TUPE or not TUPE, that is not the question

Computacenter and BT fall foul of TUPE? Contrary to the claim in the article, BT has followed the requirements under TUPE. An informal discussion about this work area took place between BT and senior union officials in the middle of last year and the option of becoming involved in a deal of this kind was never removed from our agenda. At the end of September 2001, BT issued a 'commercially confidential' Invitation to Tender, for proposals to provide managed desktop services, currently being carried out internally within BT. A number of parties expressed interest and, following a review of proposals, an initial preferred supplier was identified late in December 2001. BT met the unions, in advance of the announcement that we would be going ahead with the partnership with Computacenter, on 22 January 2002. The formal announcement was made on 30 January 2002. The timing of our consultations with the unions in this case is consistent with our approach in previous exercises of this type, with early informal advice of the activities being considered for outsourcing followed by a widening of the interest group, including the unions, when a viable approach is developed and a partner identified.

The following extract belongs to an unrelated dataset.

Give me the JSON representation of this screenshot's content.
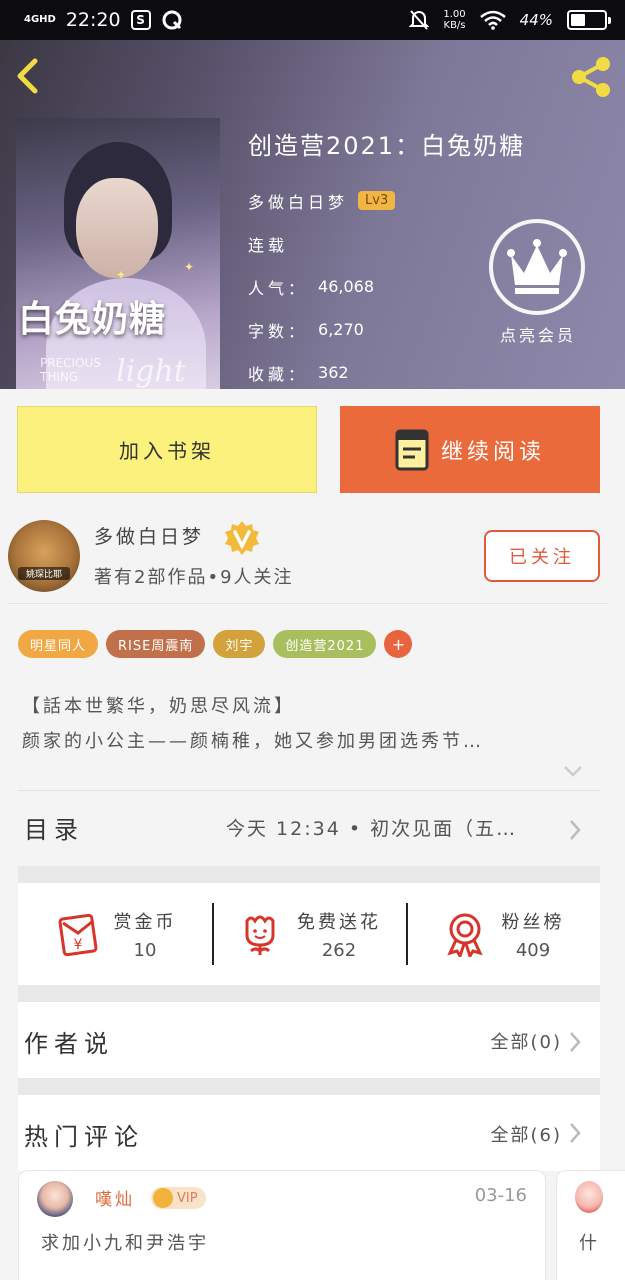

In BT Retail, we firmly believe we are complying with all legislative requirements for the proposed transfer and will ensure we continue to do so despite the CWU’s current stance of balloting for industrial action. We have confirmed in writing to the unions that we will abide by Regulation 10 of the Transfer of Undertakings (Protection of Employment) Regulations 1981, which places an obligation on employers to consult with the recognised trade unions long enough before transfer to enable meaningful consultation to take place. We have set demanding timescales but have told the unions at our many meetings that we will not finalise the transfer until we have met our obligations under TUPE. We believe this can be best achieved through constructive dialogue and the removal of the CWU's threat of industrial action. BT Retail values its relationship with the unions and our people and we have dealt constructively and successfully with the CWU on a number of TUPE transfers across the BT Group. We are confident we will be in a position to meet all of our obligations under the legislation. We have now met the unions several times and have arranged a series of further meetings with the unions and Computacenter over the next few weeks in advance of the transfer. In moving forward BT Retail's transformation activities, we will continue to have discussions and consultations with the unions on the people implications. The unions play a vital role and we will continue to have open discussions with them and seek to reach agreement in every way we can. ®
BT, 22 Feb 2002

Beware the bogus domain sellers

Punters are warned to be on their guard against dodgy domain name sales tactics. Some unscrupulous sales people are calling up companies and individuals whose domains names are nearing renewal and trying to pester them to renew them on the spot. Others are being cold-called and told that someone is trying to register their domain name and they should snap it up there and then. In both cases punters are warned they could lose their domains if they don't cough up there and then. "Such calls are, frankly, highly suspicious," said Lesley Cowley, deputy MD of Nominet UK the national Registry for all domain names ending .uk. "If you want a domain name, whether for use now or in the future, shop around to find an ISP who will register and look after it for you at a price you are willing to pay. "The market is very competitive, with plenty of choice - you don't need to be bounced into accepting an offer made in an unsolicited telephone call," said Cowley. So there. Don’t say you ain't been warned. ®
Tim Richardson, 22 Feb 2002